The Great Blue Hole is a massive marine sinkhole about 70 kilometers off the coast of Belize. Its formation has been attributed to a series of episodes of quaternary glaciation. Today, scientists have been studying the formation of other marine sinkholes. While it is very difficult to imagine human life in such a place, they are surprised by the abundance of artifacts from modern life.

Toxic gas at the bottom of the sinkhole

Researchers have uncovered ‘tracks’ in the water below the Great Blue Hole. These ‘trail-like’ deposits were discovered by sonar scans. They included icicle-shaped mineral formations among the stalactites. They also discovered what’s known as the ‘conch graveyard’ – thousands of conchs that have fallen into the abyss. The hole is so deep, however, that there is no oxygen, and there is a layer of toxic gas.

In 2018, expedition teams from around the world studied the contents of the Great Blue Hole to map its interior. The scientists also discovered that the shallow portions of the Great Blue Hole contain reefs and other forms of life. The deeper parts of the Great Blue Hole, however, are full of toxic hydrogen sulfide. This gas has the potential to kill any sea life that falls into it, as the lack of oxygen prevents it from decomposing.

Jacques Cousteau’s descendant Fabien Cousteau

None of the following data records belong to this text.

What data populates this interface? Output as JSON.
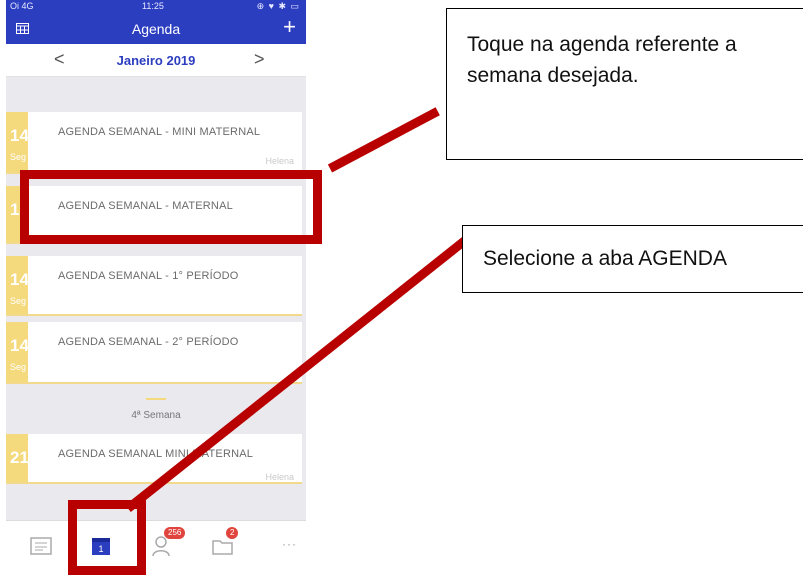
{
  "status_bar": {
    "carrier": "Oi 4G",
    "time": "11:25",
    "icons": "⊕ ♥ ✱ ▭"
  },
  "header": {
    "title": "Agenda",
    "add_label": "+"
  },
  "month_nav": {
    "prev": "<",
    "month": "Janeiro 2019",
    "next": ">"
  },
  "agenda_items": [
    {
      "day": "14",
      "weekday": "Seg",
      "title": "AGENDA SEMANAL - MINI MATERNAL",
      "author": "Helena"
    },
    {
      "day": "14",
      "weekday": "",
      "title": "AGENDA SEMANAL - MATERNAL",
      "author": ""
    },
    {
      "day": "14",
      "weekday": "Seg",
      "title": "AGENDA SEMANAL - 1° PERÍODO",
      "author": ""
    },
    {
      "day": "14",
      "weekday": "Seg",
      "title": "AGENDA SEMANAL - 2° PERÍODO",
      "author": ""
    },
    {
      "day": "21",
      "weekday": "",
      "title": "AGENDA SEMANAL MINI MATERNAL",
      "author": "Helena"
    }
  ],
  "week_separator": "4ª Semana",
  "tab_bar": {
    "tabs": [
      {
        "icon": "news-icon"
      },
      {
        "icon": "calendar-icon",
        "label": "1",
        "active": true
      },
      {
        "icon": "contacts-icon",
        "badge": "256"
      },
      {
        "icon": "folder-icon",
        "badge": "2"
      },
      {
        "icon": "more-icon",
        "label": "···"
      }
    ]
  },
  "annotations": {
    "callout1": "Toque na agenda referente a semana desejada.",
    "callout2": "Selecione a aba AGENDA"
  },
  "colors": {
    "header_blue": "#2c3ec0",
    "day_yellow": "#f5d97d",
    "highlight_red": "#b80000",
    "badge_red": "#e0453d"
  }
}
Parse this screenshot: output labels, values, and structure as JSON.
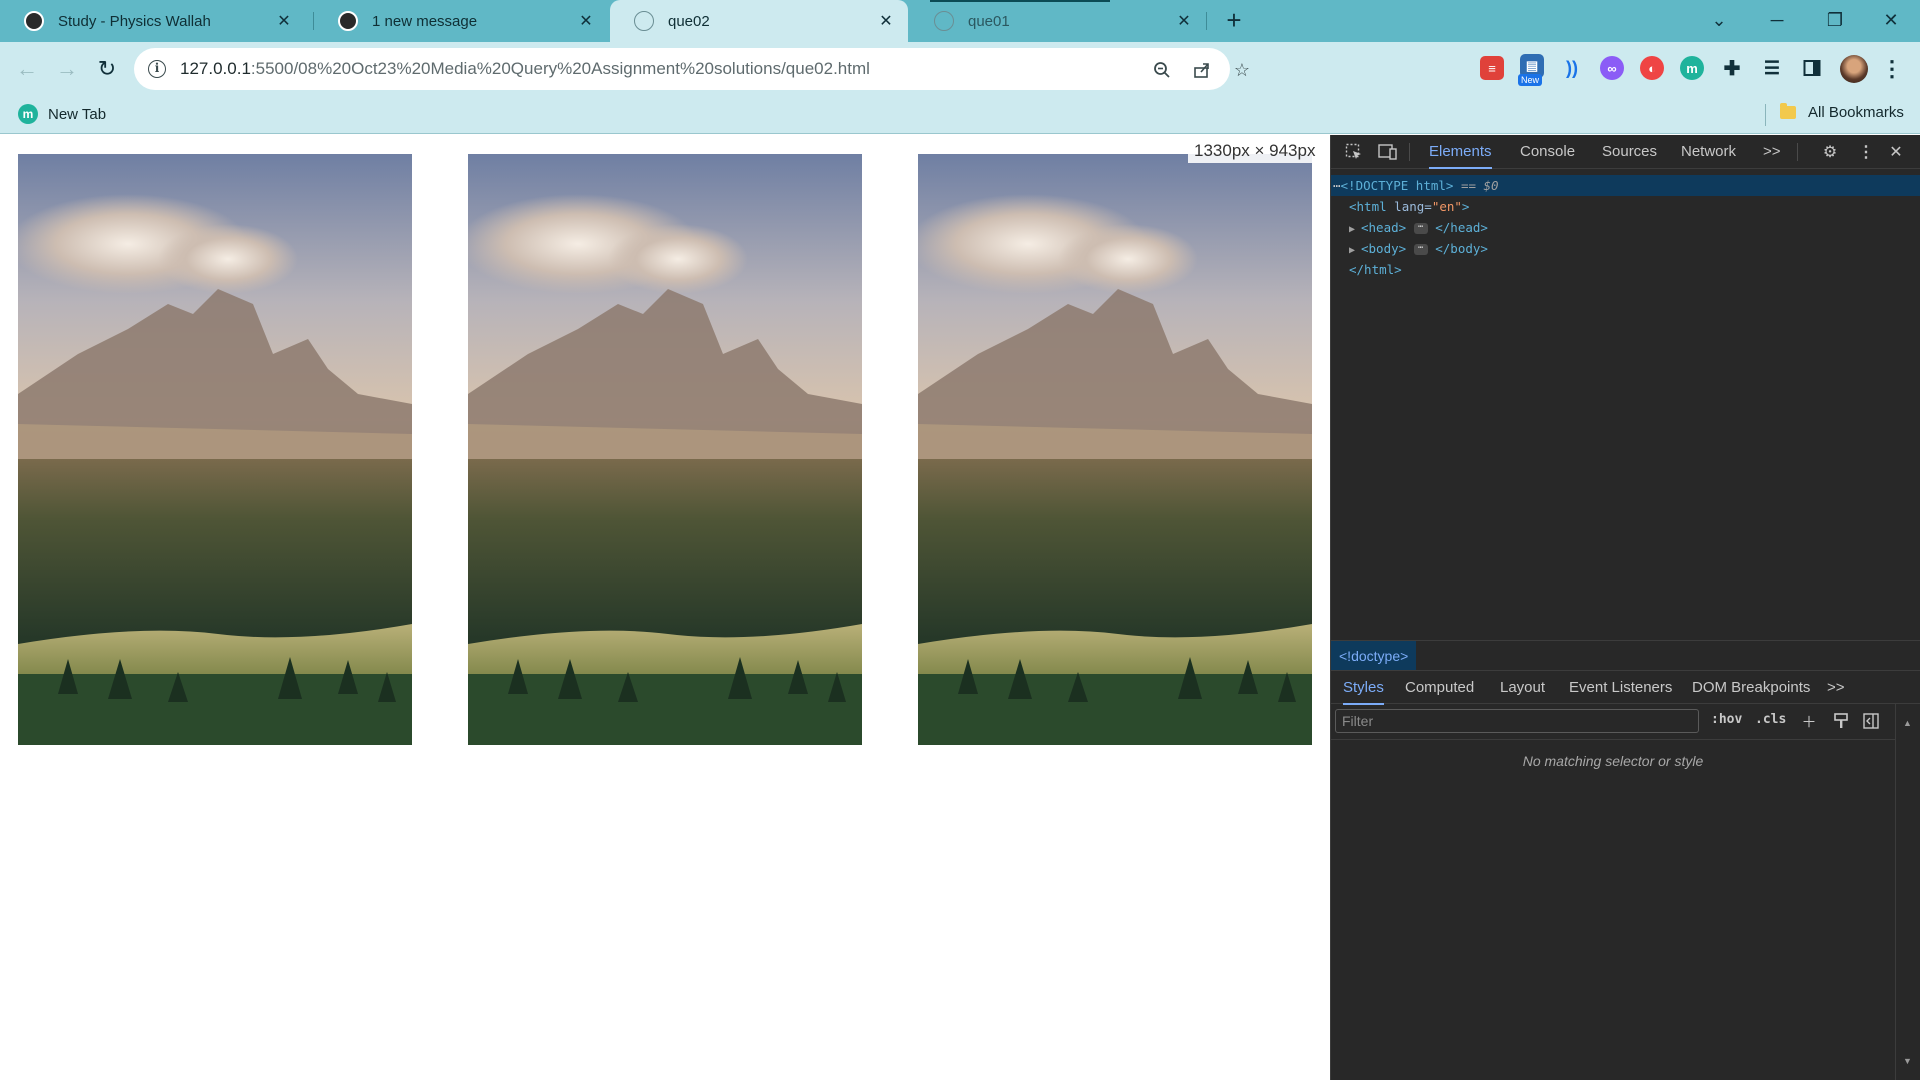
{
  "browser": {
    "tabs": [
      {
        "title": "Study - Physics Wallah",
        "favicon": "physics-wallah-icon",
        "active": false
      },
      {
        "title": "1 new message",
        "favicon": "physics-wallah-icon",
        "active": false
      },
      {
        "title": "que02",
        "favicon": "globe-icon",
        "active": true
      },
      {
        "title": "que01",
        "favicon": "globe-icon",
        "active": false
      }
    ],
    "url_host": "127.0.0.1",
    "url_path": ":5500/08%20Oct23%20Media%20Query%20Assignment%20solutions/que02.html",
    "bookmarks": [
      {
        "label": "New Tab",
        "icon": "m"
      }
    ],
    "all_bookmarks_label": "All Bookmarks",
    "extension_new_badge": "New"
  },
  "page": {
    "viewport_size_label": "1330px × 943px",
    "images": [
      {
        "subject": "mountain-landscape-photo"
      },
      {
        "subject": "mountain-landscape-photo"
      },
      {
        "subject": "mountain-landscape-photo"
      }
    ]
  },
  "devtools": {
    "tabs": [
      "Elements",
      "Console",
      "Sources",
      "Network"
    ],
    "active_tab": "Elements",
    "more_tabs": ">>",
    "dom": {
      "doctype": "<!DOCTYPE html>",
      "selected_suffix": "== $0",
      "html_open_tag": "html",
      "html_attr_name": "lang",
      "html_attr_value": "\"en\"",
      "head_tag": "head",
      "body_tag": "body",
      "html_close": "</html>"
    },
    "breadcrumb": "<!doctype>",
    "sub_tabs": [
      "Styles",
      "Computed",
      "Layout",
      "Event Listeners",
      "DOM Breakpoints"
    ],
    "sub_more": ">>",
    "filter_placeholder": "Filter",
    "hov_label": ":hov",
    "cls_label": ".cls",
    "empty_message": "No matching selector or style"
  },
  "colors": {
    "frame": "#60b8c6",
    "toolbar": "#cdeaef",
    "devtools_bg": "#282828",
    "devtools_accent": "#7cacf8"
  }
}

One of the world’s most famous dive sites was declared a UNESCO World Heritage Site in 1971 by Jacques Cousteau. This unique diving spot is part of the Belize Barrier Reef Reserve System and is located within the Lighthouse Reef, 40 miles offshore. Fabien Cousteau, a descendant of the legendary French explorer, recently made the journey to the Great Blue Hole with Sir Richard Branson, capturing high-quality photos and videos. He used a three-person Aquatica submarine and a Roatan Institute of Deepsea Exploration submarine to make the dive. The expedition used sonar technology to locate the Great Blue Hole.